Work order
Restate word for word the section of the entries that opens at the line containing "Read all visible content and emit it as JSON." and closes at the line containing "Enumerate this screenshot's", both lines kept, pictures dropped.

++++++++++

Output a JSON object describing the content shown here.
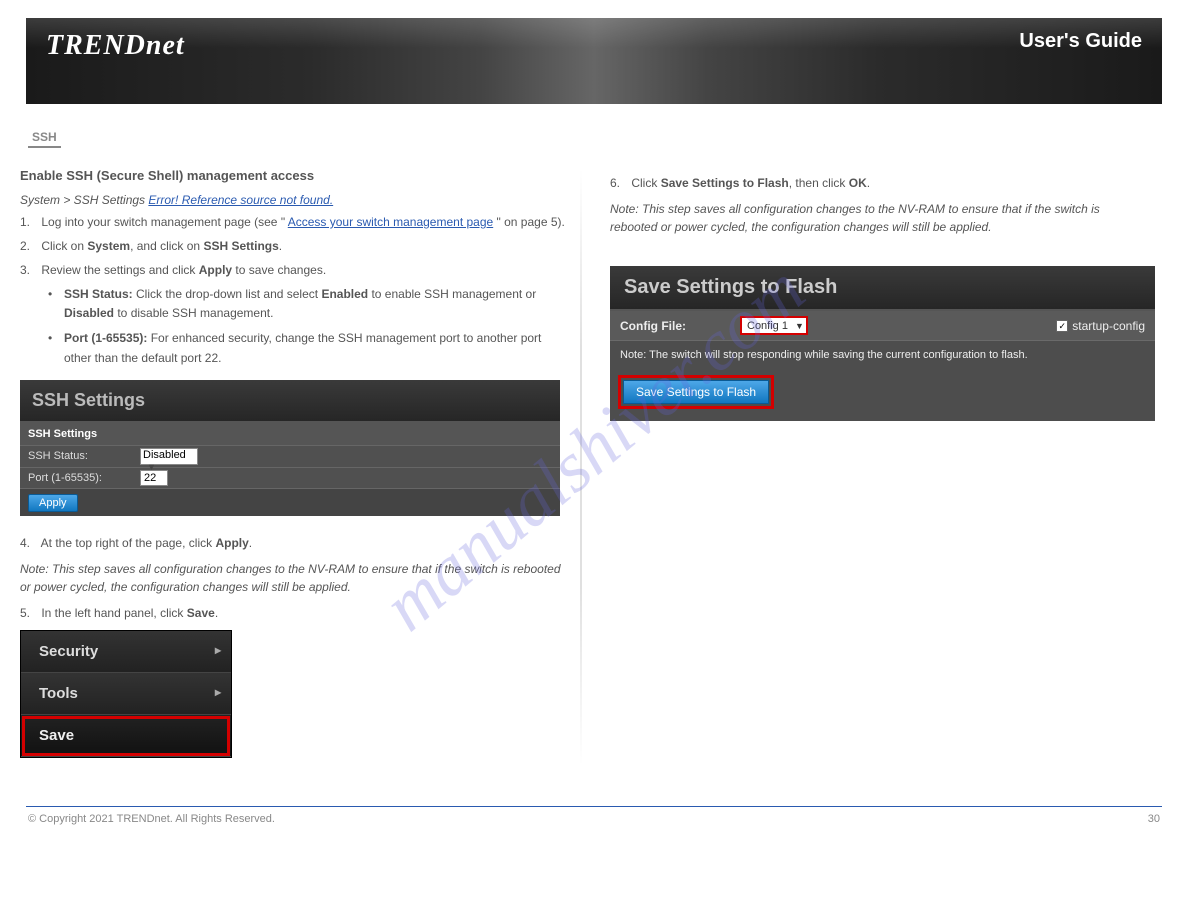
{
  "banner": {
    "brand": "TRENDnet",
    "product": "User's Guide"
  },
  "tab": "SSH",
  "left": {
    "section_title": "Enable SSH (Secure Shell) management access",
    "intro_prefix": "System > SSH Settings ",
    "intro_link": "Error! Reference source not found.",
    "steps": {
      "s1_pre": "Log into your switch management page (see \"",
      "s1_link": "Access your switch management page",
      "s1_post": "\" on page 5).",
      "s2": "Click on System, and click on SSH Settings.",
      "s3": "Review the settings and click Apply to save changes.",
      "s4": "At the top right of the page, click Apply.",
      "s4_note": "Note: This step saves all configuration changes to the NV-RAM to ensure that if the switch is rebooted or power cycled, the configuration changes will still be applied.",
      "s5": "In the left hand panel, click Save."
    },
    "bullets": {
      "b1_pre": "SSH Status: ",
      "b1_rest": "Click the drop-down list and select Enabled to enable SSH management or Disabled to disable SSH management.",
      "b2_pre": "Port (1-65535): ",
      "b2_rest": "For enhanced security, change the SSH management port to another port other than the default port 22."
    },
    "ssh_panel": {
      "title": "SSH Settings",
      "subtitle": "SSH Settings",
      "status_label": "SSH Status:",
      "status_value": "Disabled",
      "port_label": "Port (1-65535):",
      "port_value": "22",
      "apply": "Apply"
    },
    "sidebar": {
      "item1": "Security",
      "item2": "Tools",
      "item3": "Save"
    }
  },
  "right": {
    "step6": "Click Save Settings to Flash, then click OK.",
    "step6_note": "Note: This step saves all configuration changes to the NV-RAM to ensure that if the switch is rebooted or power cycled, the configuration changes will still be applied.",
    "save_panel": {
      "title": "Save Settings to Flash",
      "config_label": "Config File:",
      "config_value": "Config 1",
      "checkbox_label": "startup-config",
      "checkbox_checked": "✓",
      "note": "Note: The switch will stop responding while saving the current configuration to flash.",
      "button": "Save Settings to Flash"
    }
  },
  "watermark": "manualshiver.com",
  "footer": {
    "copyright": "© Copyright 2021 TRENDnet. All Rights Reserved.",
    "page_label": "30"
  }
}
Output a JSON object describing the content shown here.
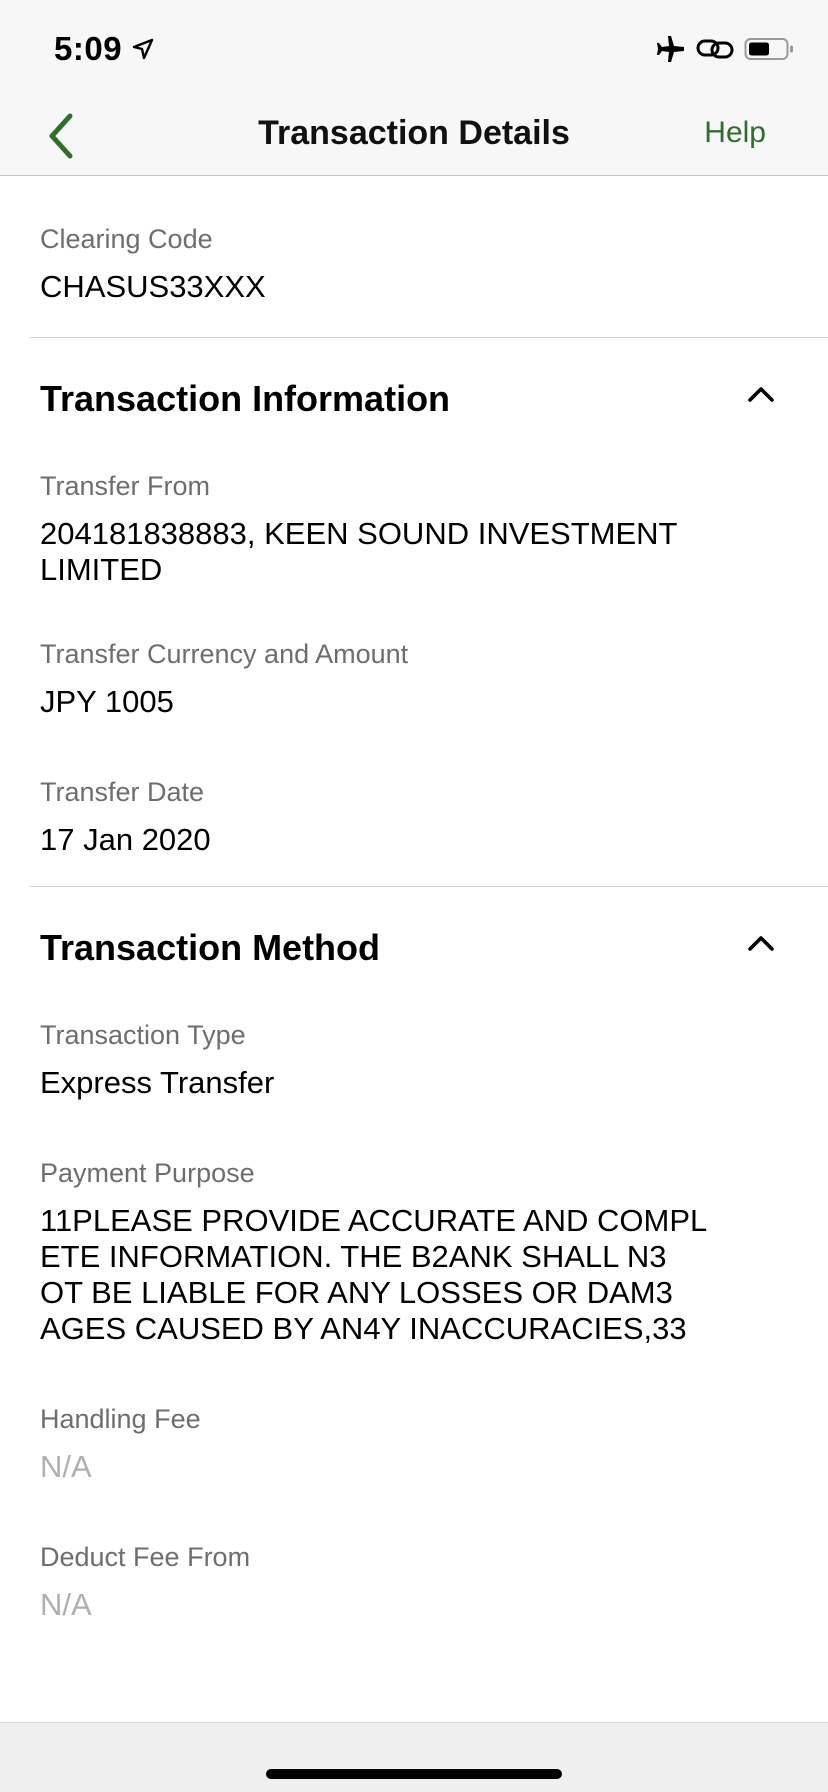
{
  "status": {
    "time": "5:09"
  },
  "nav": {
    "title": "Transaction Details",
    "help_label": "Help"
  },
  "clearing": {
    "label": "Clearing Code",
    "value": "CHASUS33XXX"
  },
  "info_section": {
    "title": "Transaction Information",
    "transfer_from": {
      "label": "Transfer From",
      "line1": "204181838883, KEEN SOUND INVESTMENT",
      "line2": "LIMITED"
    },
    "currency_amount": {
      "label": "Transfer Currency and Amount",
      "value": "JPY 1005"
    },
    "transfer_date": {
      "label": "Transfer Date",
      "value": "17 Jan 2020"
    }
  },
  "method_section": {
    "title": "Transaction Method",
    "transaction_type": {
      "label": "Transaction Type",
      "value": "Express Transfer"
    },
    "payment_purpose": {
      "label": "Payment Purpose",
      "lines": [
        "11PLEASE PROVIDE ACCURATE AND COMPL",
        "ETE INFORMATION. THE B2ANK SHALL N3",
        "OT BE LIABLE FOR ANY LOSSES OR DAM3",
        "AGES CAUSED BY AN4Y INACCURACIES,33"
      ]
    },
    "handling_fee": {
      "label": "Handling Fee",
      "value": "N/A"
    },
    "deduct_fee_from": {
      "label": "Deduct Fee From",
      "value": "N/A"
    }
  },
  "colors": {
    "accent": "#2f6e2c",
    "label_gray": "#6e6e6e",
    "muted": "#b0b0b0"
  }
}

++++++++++

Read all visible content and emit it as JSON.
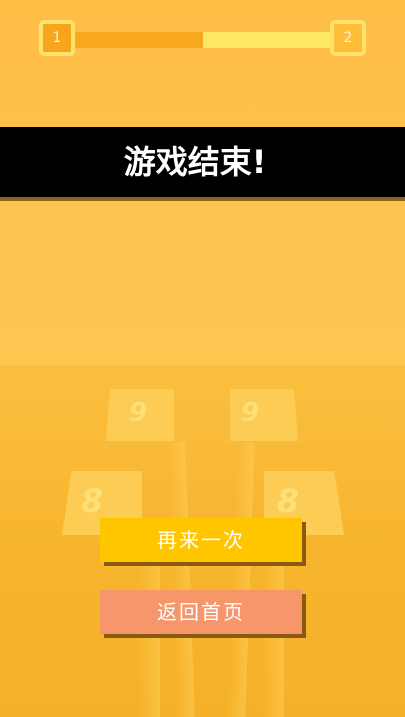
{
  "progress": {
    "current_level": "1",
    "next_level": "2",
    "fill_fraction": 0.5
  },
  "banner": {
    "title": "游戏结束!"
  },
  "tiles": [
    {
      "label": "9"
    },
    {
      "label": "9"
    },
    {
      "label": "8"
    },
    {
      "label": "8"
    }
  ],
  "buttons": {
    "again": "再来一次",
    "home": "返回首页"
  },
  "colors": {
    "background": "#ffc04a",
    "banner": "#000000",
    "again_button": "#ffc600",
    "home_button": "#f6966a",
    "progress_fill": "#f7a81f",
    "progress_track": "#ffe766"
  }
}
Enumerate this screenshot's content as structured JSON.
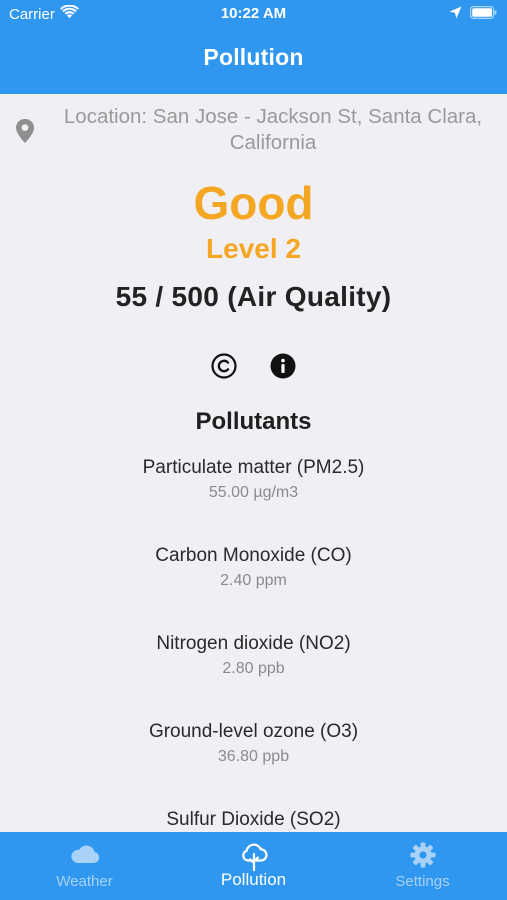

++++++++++

Solution to the exercise
Read all visible content and emit it as JSON.
{
  "progress": {
    "current_level": "1",
    "next_level": "2",
    "fill_fraction": 0.5
  },
  "banner": {
    "title": "游戏结束!"
  },
  "tiles": [
    {
      "label": "9"
    },
    {
      "label": "9"
    },
    {
      "label": "8"
    },
    {
      "label": "8"
    }
  ],
  "buttons": {
    "again": "再来一次",
    "home": "返回首页"
  },
  "colors": {
    "background": "#ffc04a",
    "banner": "#000000",
    "again_button": "#ffc600",
    "home_button": "#f6966a",
    "progress_fill": "#f7a81f",
    "progress_track": "#ffe766"
  }
}
Enumerate this screenshot's content as structured JSON.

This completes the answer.